Sensor and Performance
Quite honestly, there is not a whole lot to say here. The gaming experience is excellent with this mouse. It uses the PixArt PMW 3389 sensor, which is capable of up to 16,000 DPI. As I said, there’s not much to say here. The sensor is excellent and is just as good as what we have seen on other high-end mice.
The shape feels excellent when combined with a claw or palm grip, and taking headshots is easy thanks to the firm triggers. These PTFE feet glide quite smoothly as well. All aspects of this mouse come together to provide a great experience. In terms of performance, we have no complaints.
Overall, I was about to be quite quick to dismiss this mouse as another generic gaming peripheral with a new gimmick. While that’s the case for a lot of new companies, their products aren’t that great all around either. This is why the Zephyr Pro is so different. While the in-built fan is the headlining feature that will generate views for websites and reviewers, it ends up being a small bonus in the long run.
Coming to the end of our Marsback Zephyr Pro RGB Gaming Mouse review, we’re left with is an excellent mouse that performs well, looks the part and is quite comfortable to hold. If you are someone who suffers from sweaty palms while gaming, this might be the mouse for you. We highly recommend it.
Marsback Zephyr Pro RGB Gaming Mouse
A Surprise Hit
- Unique built-in fan
- Excellent buttons and build quality
- Surprisingly great cable
- Lightweight and intuitive software
- Alluring RGB effects
- The fan might be a gimmick to some
Sensor: PixArt PMW 3389 | No. of Buttons: Eight | Resolution: 100 - 16000 DPI | Connection: Wired | Weight: 69g | Dimensions: 131 x 65 x 40 mm

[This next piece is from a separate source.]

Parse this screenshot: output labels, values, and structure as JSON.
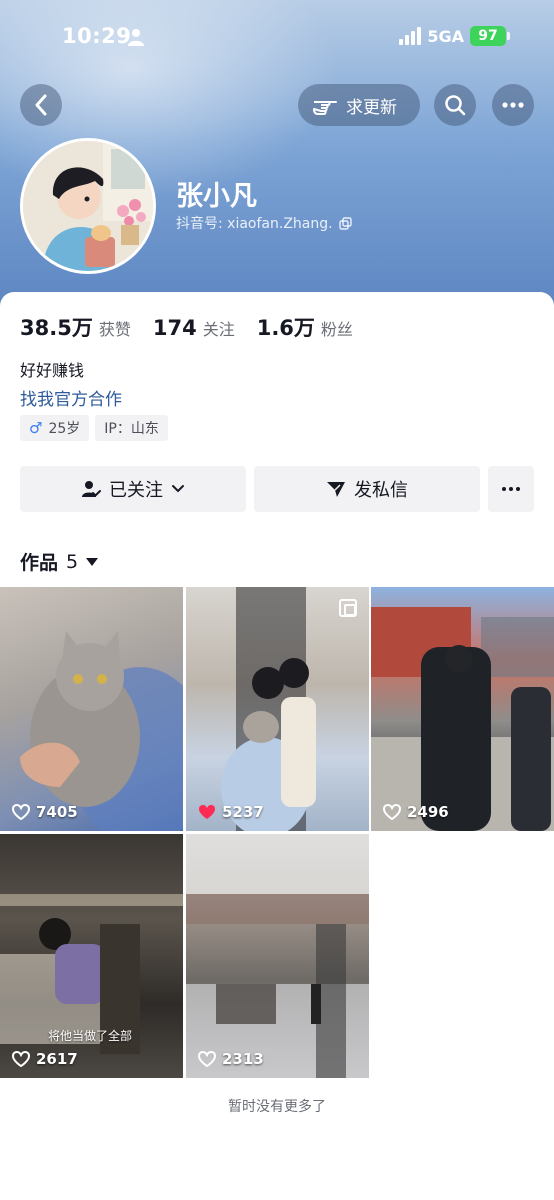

VERDICT:The Marsback Zephy Pro is an excellent example to the fact that even a small company can make an excellent gaming mouse. Overall, there aren't any major flaws that stand out here. For an early attempt, it's impressive coming from a new company. Consider buying it if you want an all-around great mouse with a unique in-built fan